[[ Data records open ]]
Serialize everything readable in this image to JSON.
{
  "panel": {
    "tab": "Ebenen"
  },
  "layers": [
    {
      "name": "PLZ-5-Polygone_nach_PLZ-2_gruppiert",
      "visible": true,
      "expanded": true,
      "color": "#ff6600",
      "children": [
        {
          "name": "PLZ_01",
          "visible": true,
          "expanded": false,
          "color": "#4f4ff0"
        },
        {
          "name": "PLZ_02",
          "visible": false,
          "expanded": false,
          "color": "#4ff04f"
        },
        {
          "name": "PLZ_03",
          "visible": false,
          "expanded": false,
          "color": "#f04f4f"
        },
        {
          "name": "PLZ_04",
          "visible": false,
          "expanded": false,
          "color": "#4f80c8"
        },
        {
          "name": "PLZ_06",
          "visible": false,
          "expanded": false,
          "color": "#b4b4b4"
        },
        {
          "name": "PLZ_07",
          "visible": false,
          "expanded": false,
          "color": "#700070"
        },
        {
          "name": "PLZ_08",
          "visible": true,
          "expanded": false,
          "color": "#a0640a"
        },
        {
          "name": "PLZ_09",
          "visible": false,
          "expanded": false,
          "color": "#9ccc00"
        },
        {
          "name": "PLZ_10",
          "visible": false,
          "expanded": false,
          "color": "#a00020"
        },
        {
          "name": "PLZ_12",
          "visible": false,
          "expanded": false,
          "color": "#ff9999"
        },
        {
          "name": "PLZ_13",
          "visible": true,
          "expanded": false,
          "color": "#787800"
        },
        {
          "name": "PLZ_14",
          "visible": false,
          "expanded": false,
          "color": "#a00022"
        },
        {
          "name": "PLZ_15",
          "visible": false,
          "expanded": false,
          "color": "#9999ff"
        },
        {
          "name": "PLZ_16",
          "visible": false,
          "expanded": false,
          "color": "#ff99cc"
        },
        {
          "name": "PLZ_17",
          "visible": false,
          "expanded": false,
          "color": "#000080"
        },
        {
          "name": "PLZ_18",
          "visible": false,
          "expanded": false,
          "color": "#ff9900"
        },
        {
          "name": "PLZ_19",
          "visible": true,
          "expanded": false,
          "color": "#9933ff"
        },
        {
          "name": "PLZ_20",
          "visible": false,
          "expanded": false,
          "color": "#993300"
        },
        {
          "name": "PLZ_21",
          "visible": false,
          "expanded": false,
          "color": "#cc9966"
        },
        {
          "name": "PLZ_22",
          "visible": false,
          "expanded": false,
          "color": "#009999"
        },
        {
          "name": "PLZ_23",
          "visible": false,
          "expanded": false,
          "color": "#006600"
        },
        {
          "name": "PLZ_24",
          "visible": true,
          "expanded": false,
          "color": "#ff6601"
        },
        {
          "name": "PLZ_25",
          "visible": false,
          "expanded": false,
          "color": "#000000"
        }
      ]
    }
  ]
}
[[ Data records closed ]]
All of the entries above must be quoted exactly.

Serialize everything readable in this image to JSON.
{
  "panel": {
    "tab": "Ebenen"
  },
  "layers": [
    {
      "name": "PLZ-5-Polygone_nach_PLZ-2_gruppiert",
      "visible": true,
      "expanded": true,
      "color": "#ff6600",
      "children": [
        {
          "name": "PLZ_01",
          "visible": true,
          "expanded": false,
          "color": "#4f4ff0"
        },
        {
          "name": "PLZ_02",
          "visible": false,
          "expanded": false,
          "color": "#4ff04f"
        },
        {
          "name": "PLZ_03",
          "visible": false,
          "expanded": false,
          "color": "#f04f4f"
        },
        {
          "name": "PLZ_04",
          "visible": false,
          "expanded": false,
          "color": "#4f80c8"
        },
        {
          "name": "PLZ_06",
          "visible": false,
          "expanded": false,
          "color": "#b4b4b4"
        },
        {
          "name": "PLZ_07",
          "visible": false,
          "expanded": false,
          "color": "#700070"
        },
        {
          "name": "PLZ_08",
          "visible": true,
          "expanded": false,
          "color": "#a0640a"
        },
        {
          "name": "PLZ_09",
          "visible": false,
          "expanded": false,
          "color": "#9ccc00"
        },
        {
          "name": "PLZ_10",
          "visible": false,
          "expanded": false,
          "color": "#a00020"
        },
        {
          "name": "PLZ_12",
          "visible": false,
          "expanded": false,
          "color": "#ff9999"
        },
        {
          "name": "PLZ_13",
          "visible": true,
          "expanded": false,
          "color": "#787800"
        },
        {
          "name": "PLZ_14",
          "visible": false,
          "expanded": false,
          "color": "#a00022"
        },
        {
          "name": "PLZ_15",
          "visible": false,
          "expanded": false,
          "color": "#9999ff"
        },
        {
          "name": "PLZ_16",
          "visible": false,
          "expanded": false,
          "color": "#ff99cc"
        },
        {
          "name": "PLZ_17",
          "visible": false,
          "expanded": false,
          "color": "#000080"
        },
        {
          "name": "PLZ_18",
          "visible": false,
          "expanded": false,
          "color": "#ff9900"
        },
        {
          "name": "PLZ_19",
          "visible": true,
          "expanded": false,
          "color": "#9933ff"
        },
        {
          "name": "PLZ_20",
          "visible": false,
          "expanded": false,
          "color": "#993300"
        },
        {
          "name": "PLZ_21",
          "visible": false,
          "expanded": false,
          "color": "#cc9966"
        },
        {
          "name": "PLZ_22",
          "visible": false,
          "expanded": false,
          "color": "#009999"
        },
        {
          "name": "PLZ_23",
          "visible": false,
          "expanded": false,
          "color": "#006600"
        },
        {
          "name": "PLZ_24",
          "visible": true,
          "expanded": false,
          "color": "#ff6601"
        },
        {
          "name": "PLZ_25",
          "visible": false,
          "expanded": false,
          "color": "#000000"
        }
      ]
    }
  ]
}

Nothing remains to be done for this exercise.